Skyrim Hearthfire, and Thoughts on Skyrim Remastered
I’ve been mildly laid up the past week; nothing serious but the sort of thing that excuses extensive video game playing. I decided to revisit Skyrim (again), but got a little bored of the original, without any DLC’s. I lucked out and found Skyrim: Hearthfire for only $5, and decided to give it a go. I’m super late to the party, since it came out four years ago, but I’m in love with it. The DLC basically adds on elements that make Skyrim like one of my other favorite franchises: The Sims.
Hearthfire doesn’t add too much to the game by way of quests or extra locations for quests. Instead, it adds the option to homestead and build your own large house, adopt children, and adds items and activities like baking. It sounds a bit boring when put like that, but considering the base game includes the option to buy houses in the cities, the addition to build your own mostly customizable home to store things and create items in is fantastic. Each homestead allows for three wings to be added to the home, and each includes three different options. There are three different homesteads to build, so there is 27 options for how to build your home, which is a huge step up from the city houses. You can include an enchanting tower, or an alchemy lab, a storage room or a library, for example. The options are fantastic, and give so many options for storage that I fear I’ll turn into a video game hoarder just to fill them all up. The addition of things like a carriage that can get you to any settlement in Skyrim is also a fantastic bonus, and you can choose to make your home cozy by moving any adopted children (up to 2) and your spouse there if you choose.
A completed homestead
Personally I’ve had a lot of fun building the homes from scratch and choosing how I’ll furnish each of them. There are limitations to the game, like the fact that the three houses have the same design and differ only in what wings you add to them, but they are all in very different locations with varied weather, views, and random bandits/giants that show up on occasion to wreak havoc. Considering I only spent $5 for these add-ons, I’m incredibly happy with the result. It’s changed the way I’m playing the game, which after revisting the game several times since its release 5 years ago is all I can ask for.

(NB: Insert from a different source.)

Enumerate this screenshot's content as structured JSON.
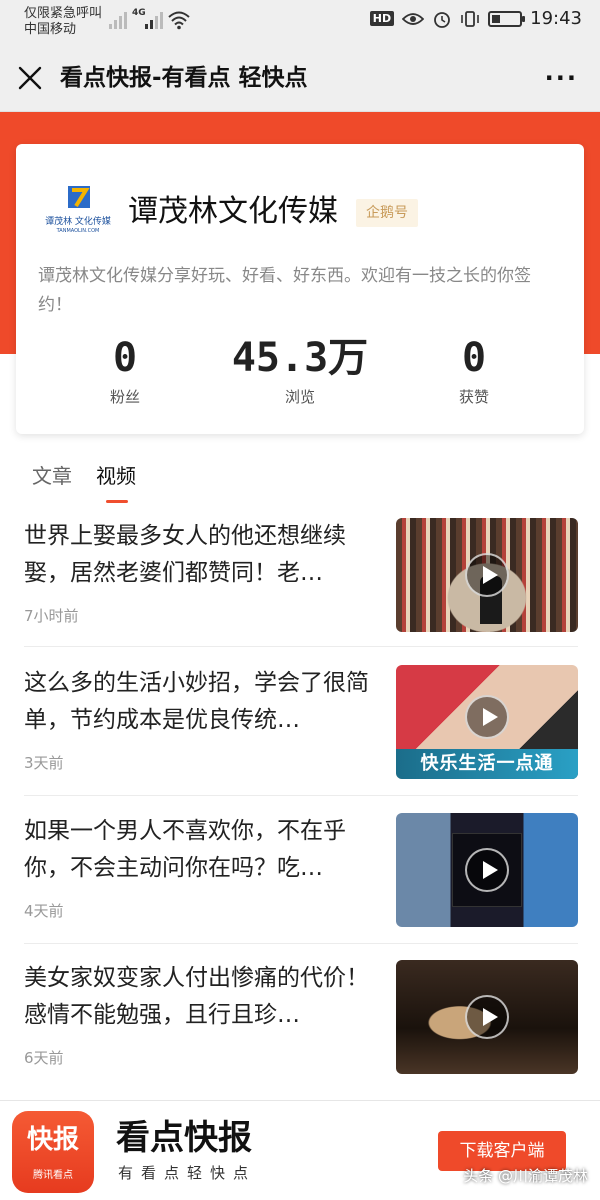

While passing a GameStop the other day, I saw a huge banner advertising Skyrim: Remastered coming out next month. I was at first confused and excited, and then definitely let down for a few reasons. I love Skyrim, and the idea of a remastered seems simultaneously cool and redundant. Without being remastered, Skyrim is already a gorgeous (albeit bug-filled) game, and while updating the graphics could make it even more breathtakingly so, I’d much rather know that Bethesda is working on a new project.
Elder Scrolls Online was, unfortunately, more of a letdown that most of us hoped. I know that I maybe tried it for a week and then actually went back to playing Skyrim. Since then I’ve been hoping that soon they’ll release a new game in the Elder Scrolls series, but so far there’s only rumors and speculation. The release of a Skyrim: Remastered makes me pause, wondering what that will mean for the next installment. I appreciate the need and desire to release Skyrim for the newest consoles, but I almost think the better move would have been releasing the next game on just the newest consoles. That move alone would almost make me consider finally upgrading my PS3 to a PS4. Instead, I see news of an updated Skyrim, and realize that I could just spend the money on the other DLCs and be happy with that and my good ol’ PS3. I guess we’ll just have to keep waiting on a new installment, and unfortunately it looks like we could be waiting a while.